The report from the joint committee deserves to be debated in the House. I appreciate the Deputies have not pressed me for a definitive response to particular recommendations and I think that is the correct way to proceed. We need to debate it first and this side of the House is very happy to engage in that debate and see where that leads us. I do not come to it with a closed mind. I note the record will show that at the end of his peroration Deputy Boyd Barrett qualified what he said by adding the words if there are significant oil finds in the future. That is the point. One must strike a balance between trying to make significant oil finds and scaring off anybody who is likely to drill for oil or gas. That is the balance we must get.

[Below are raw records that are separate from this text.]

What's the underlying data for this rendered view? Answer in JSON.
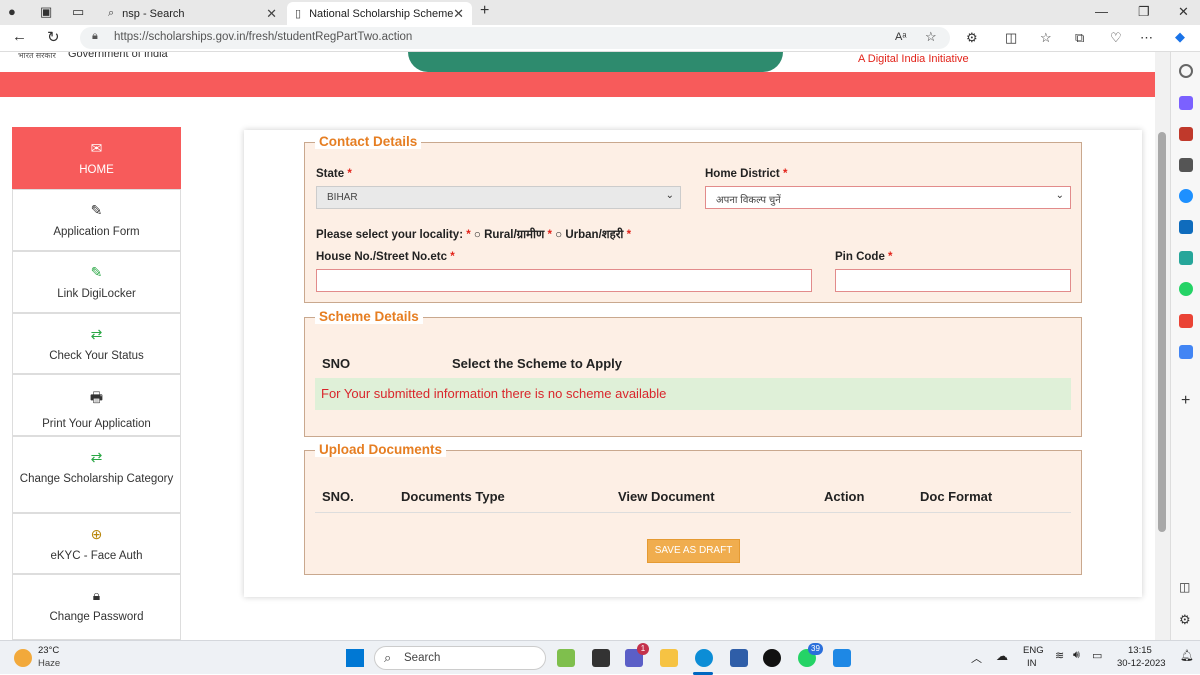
{
  "browser": {
    "tabs": [
      {
        "label": "nsp - Search"
      },
      {
        "label": "National Scholarship Scheme"
      }
    ],
    "new_tab": "+",
    "url": "https://scholarships.gov.in/fresh/studentRegPartTwo.action",
    "reader_label": "Aᴬ"
  },
  "header": {
    "gov_text": "Government of India",
    "digital_india": "A Digital India Initiative"
  },
  "sidebar": {
    "items": [
      {
        "label": "HOME",
        "icon": "envelope-icon"
      },
      {
        "label": "Application Form",
        "icon": "edit-icon"
      },
      {
        "label": "Link DigiLocker",
        "icon": "edit-icon"
      },
      {
        "label": "Check Your Status",
        "icon": "exchange-icon"
      },
      {
        "label": "Print Your Application",
        "icon": "print-icon"
      },
      {
        "label": "Change Scholarship Category",
        "icon": "exchange-icon"
      },
      {
        "label": "eKYC - Face Auth",
        "icon": "download-icon"
      },
      {
        "label": "Change Password",
        "icon": "lock-icon"
      }
    ]
  },
  "contact": {
    "legend": "Contact Details",
    "state_label": "State",
    "state_value": "BIHAR",
    "district_label": "Home District",
    "district_value": "अपना विकल्प चुनें",
    "locality_label": "Please select your locality:",
    "rural": "Rural/ग्रामीण",
    "urban": "Urban/शहरी",
    "house_label": "House No./Street No.etc",
    "pin_label": "Pin Code",
    "required": "*"
  },
  "scheme": {
    "legend": "Scheme Details",
    "col_sno": "SNO",
    "col_select": "Select the Scheme to Apply",
    "empty_msg": "For Your submitted information there is no scheme available"
  },
  "upload": {
    "legend": "Upload Documents",
    "cols": [
      "SNO.",
      "Documents Type",
      "View Document",
      "Action",
      "Doc Format"
    ],
    "draft_button": "SAVE AS DRAFT"
  },
  "taskbar": {
    "weather_temp": "23°C",
    "weather_desc": "Haze",
    "search": "Search",
    "lang1": "ENG",
    "lang2": "IN",
    "time": "13:15",
    "date": "30-12-2023",
    "teams_badge": "1",
    "whatsapp_badge": "39"
  }
}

In response to a point made by Deputy Boyd Barrett, I advise my note, and it could be wrong, states that France applies a tax rate of 34.4% with no royalty payable. That is my advice and, generally speaking, I have found my advice on this area from the Department to be good and reliable. That is the big challenge that confronts us. It relates to Deputy Ferris's question and the Deputy was obviously right. Of course there ought to be a dividend to Ireland and to coastal communities, of that there is no doubt, but given that we do not have the resources to invest the enormous moneys we are talking about in terms of exploration and drilling, we have to attract in the companies that have that kind of investment. It is a delicate balance as between what will get them here and what will scare them away. The record so far has not been great. Deputy Boyd Barrett said we have lost X or Y. The position is we have lost very little because we have found very little so far.
My predecessor, the former Minister, Eamonn Ryan, changed the regime in the Finance Act 2008. He brought in a tax regime of 25% to 40% in 2008. That followed on from a review of independent consultants. I think it was Indecon which was commissioned in 2006 to do an independent review of the regime applying. The regime has changed enormously from the early 1970s. Going back to the old 1960 Act, nothing redounded to the State and that came from a culture at the time where everybody who went to school before 1960 was taught that there were no mineral resources of any kind in this country. Then we had some significant onshore lead-zinc finds and so on. As a result, what was proposed by the then Minister, Justin Keating, was implemented in the mid-1970s. That was rolled back in the 1980s because of the very poor uptake. There was a further easing of the situation in the 1990s. It did not produce results and then there were the changes introduced by the then Minister, Eamon Ryan, in 2008. Deputies Ferris and Boyd Barrett are saying that it is time to look at it again.
I repeat that I will be dealing with this subject in the Seanad tomorrow. I do not know whether it is possible for the Whips between now and the House rising to debate the report from the committee but, in any event, we are not likely to strike oil over August, so we will be here in September and I will be very happy-----
-----according to his own literature, that there could be tens of thousands of barrels of oil being pumped across Dalkey but I doubt if it will happen before we come back after the summer recess.